Looking as far back as the 1700’s, many of the earliest American wagons employed wooden axles with tapered ends that were fitted with a pair of iron strips called clouts. The bottom clout would understandably wear faster than the top clout. Developing a system that would increase the durability and reduce maintenance in this area became a priority for many builders. Ultimately, the cast thimble skein (a hollow metal cone tightly fitted over the axle end) replaced clouts and became the system used by virtually all makers using wooden axles.
As recent as a decade or so ago, some sources felt that the use of thimble skeins on wagons would likely date to a time during or immediately prior to America’s Civil War in 1861. Even so, one of the first solid contradictions to that timeframe occurred after the discovery of a wagon gear on board the buried remains of the Steamboat Arabia. Since the boat was well documented as sinking on the Missouri river in 1856, its contents provide indisputable and historically accurate insights into what existed at that time. Several years ago, I wrote a feature article published in the Carriage Journal magazine identifying the gear as one built by Peter Schuttler in Chicago. (Read more in our first-to-report story on this remarkable find)
Beyond being the oldest known Schuttler survivor, this 1856 workhorse was factory-equipped with threaded thimble skeins a full 5-years before the war. Incredibly, we’ve since uncovered patents for these types of skeins that were granted as early as the mid-1840’s. With the admission in some patent files that hollow cone skeins were commonplace before the 1850’s, it’s clear that the technology was in use far in advance of the War-Between-The-States.
So, who was it that came up with the invention? It’s a good question and one that seems a bit clouded by the passage of time.
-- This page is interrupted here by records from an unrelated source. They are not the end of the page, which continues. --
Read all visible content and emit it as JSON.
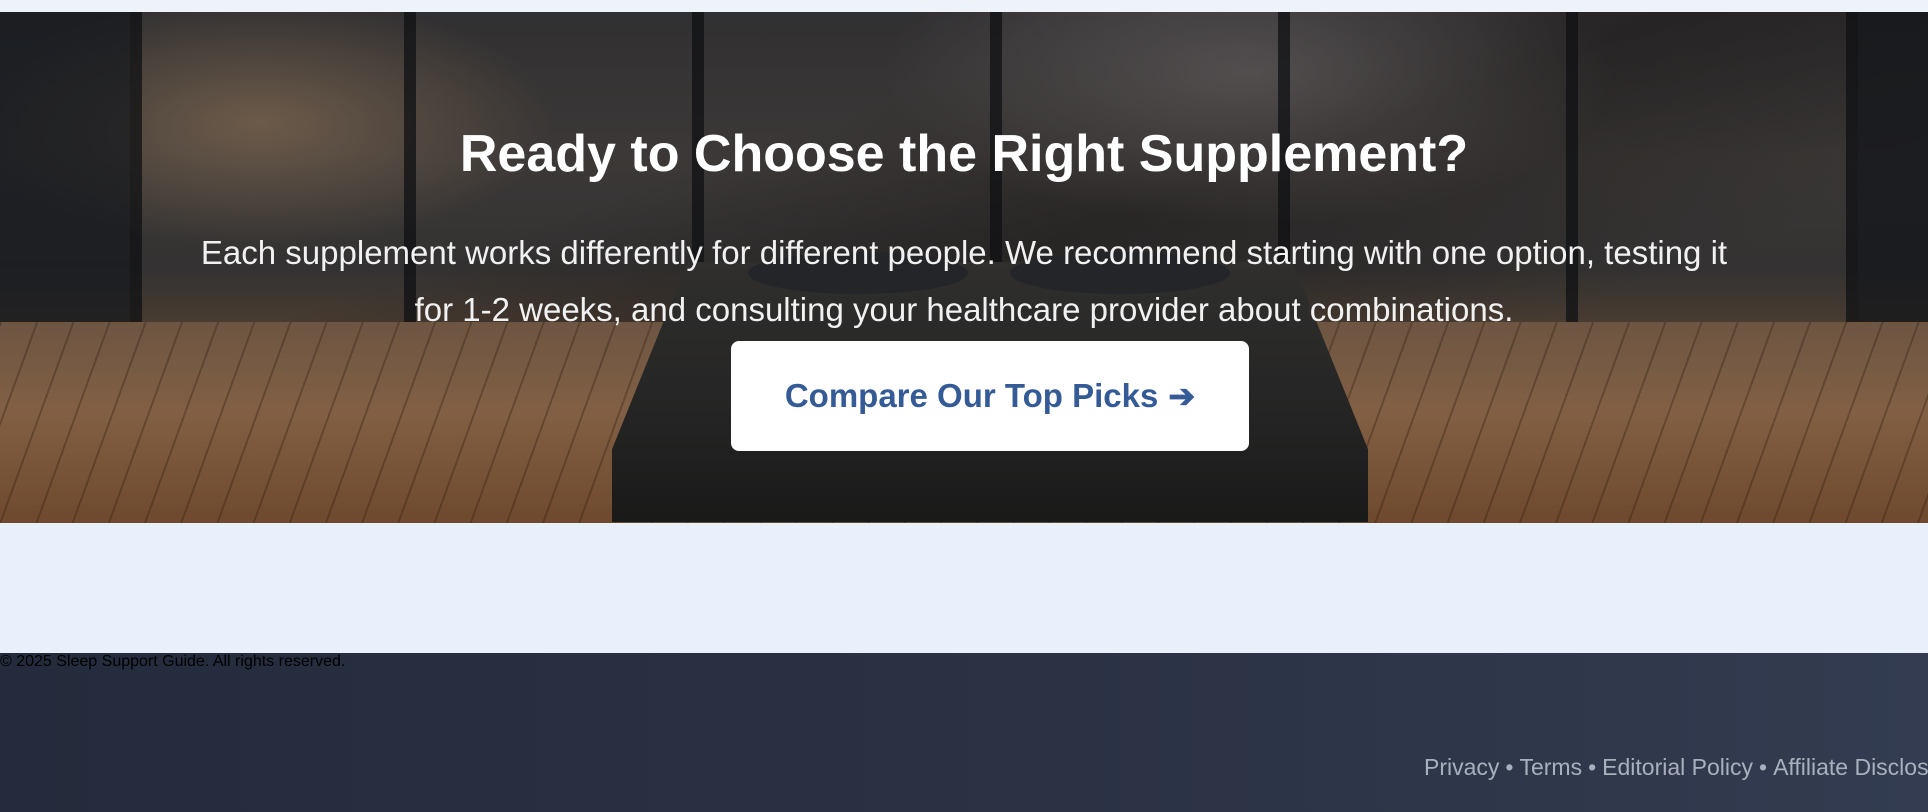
{
  "hero": {
    "title": "Ready to Choose the Right Supplement?",
    "subtitle": "Each supplement works differently for different people. We recommend starting with one option, testing it for 1-2 weeks, and consulting your healthcare provider about combinations.",
    "cta_label": "Compare Our Top Picks",
    "cta_icon": "arrow-right-icon"
  },
  "footer": {
    "copyright": "© 2025 Sleep Support Guide. All rights reserved.",
    "links": [
      "Privacy",
      "Terms",
      "Editorial Policy",
      "Affiliate Disclosure"
    ],
    "separator": "•"
  },
  "colors": {
    "cta_text": "#355b96",
    "footer_bg": "#2a3244",
    "page_bg": "#e8f1fb"
  }
}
In 1882, a period account clearly gives Louis Espenschied of St. Louis, Missouri (Espenschied Wagon Company) kudos for the innovation during his early days of blacksmithing and wagon making. Another report dating to 1975 seems to propose Ed Bain (Bain Wagon Company) as the champion of the design. Unfortunately, we’ve been unable to locate a 19th century account that would corroborate that claim for Bain. Since Mr. Bain did not enter the wagon business until 1852, and earlier patent records do exist for thimble-type skeins, it seems questionable that he could have been responsible for this innovation. Conversely, knowing that period historical credits were given to Espenschied and finding no 19th century challenges to those credits, it’s difficult to avoid acknowledging Mr. Espenschied as the inventor. Certainly, he was deeply involved in the trade – in the ‘Gateway to the West’ no less – prior to the earliest patents appearing. His later 1878 patent on a self-lubricating skein also shows a continued focus related to this innovation.
Similar to other historical curiosities, there may always be questions related to the invention of the thimble skein. What is consistently reinforced through this and other research is just how competitive the early wagon and carriage industry was. There are thousands upon thousands of old patents for vehicles and vehicle parts in the forgotten files of the U.S. Patent and Trademark office. Each is yet another reminder that time marches on and definitive history is preserved only when we ask questions, seek proven answers, and record the results. Feel free to drop us a line at firstname.lastname@example.org anytime you have questions or materials you’d like to share. We’d enjoy hearing from you.